As this was going on, at the back of the stage area, standing by our guitar cases, was Ralph Nader, flanked by two young acolytes, waiting for Kasem to introduce him. Now, this was long before Nader had torpedoed his liberal bona fides by running against Al Gore in the 2000 presidential election, still fourteen years distant, ensuring that stupid George W. Bush would become our president. But at the time, Nader was a genuine hero. I thought he could be another Abe Lincoln.
I approached Nader cautiously with an “is it okay?” look to his two handlers, who just smiled. I shook his hand and went on to explain that ten or more years earlier, I had bought a Chevrolet Monza that was a total lemon right from the first day I owned it. For example, the passenger door fell off—that’s right, it just fell off. It happened on a first date with a lovely woman I had taken to the Kennedy Center for a concert. It was pouring rain, and when I got out to open the door for her, it simply tore off from its welded hinges and landed in the gutter. Do you know how fucking heavy a car door is? What’s worse, my date insisted I take her home. So, with the car door sticking out of my hatchback, I drove her home with water pouring in her side. You’ll be shocked to learn that our first date was our last. Also, that first year, a strut bar beneath the car fell off, and the entire chassis dropped down, grinding all four tires to pulp with only a few rotations. But I digress.
So, with a couple thousand people waiting, I stood there and told Ralph Nader about a time I was coming up the hill on Florida Avenue, in front of the Washington Hilton, when my brakes failed completely. I was yanking desperately on the emergency brake and pumping the brake pedal wildly and was able to bring the car to a stop but not until I had entered the crosswalk and bumped a man who angrily banged his fist on the hood of my car.
That angry man was Ralph Nader.
“It should have been a Corvair!” Nader laughed heartily, referencing his legal suit against the car company that made him famous and led to massive safety reforms in the auto industry that to this day have saved countless lives. He went on to tell a story of his own. Back in his college days in Germany, he was driving an old beater car with bad brakes, and rolling down a hill toward an intersection where he bumped an old man in his pajamas in the crosswalk. That man was Albert Einstein.
“So, in another life,” he put his hands on my shoulders and smiled down at me, “You’re the guy who killed the guy who killed Albert Einstein!” We both laughed hard. I then handed him two cassettes of our tunes, bootlegged to sell from the stage, with maybe eighty original songs. “Are all these songs different?” he wanted to know as only a true consumer activist would, and he tucked them into his jacket pockets.
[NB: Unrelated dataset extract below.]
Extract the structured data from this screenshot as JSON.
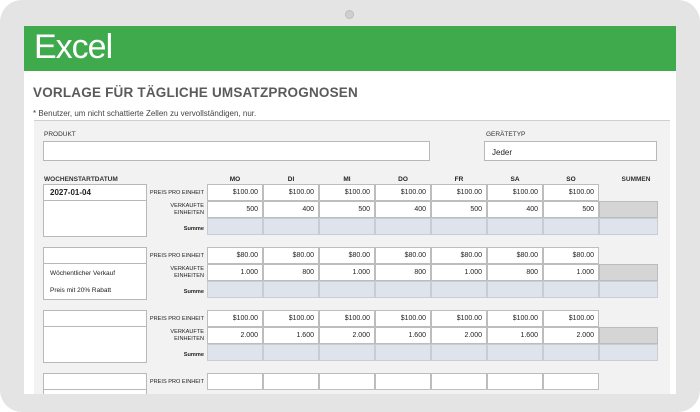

Then he calmly stepped up to a microphone and said, “I presume that by now, after your courageous experience walking all the way across the country for peace, many of you will go on to become active critics of the footwear industry.”
It was a scream.
Poor Ralph. Once upon a time, he was très cool.
That night we MCed a dance party for the marchers at a Nader event. When I recounted our conversation at the Memorial earlier that day, one of his aides laughed wearily, “Did he tell you his Einstein story? He tells that story to everybody!”
Now, I guess, so do I.
James J. Patterson
James J. Patterson is the author of the essay collection Junk Shop Window: Essays on Myth, Life, and Literature, out June 6th from Alan Squire Publishing. He also wrote Bermuda Shorts, an Indie Bestseller, and the novel Roughnecks. As Jimmy Pheromone, he crisscrossed north America for a decade, writing and performing songs as one-half of the satirical art-folk duo, The Pheromones. Patterson was the founder and publisher of SportsFan Magazine, dedicated to tracking the life and times of America’s sports fans.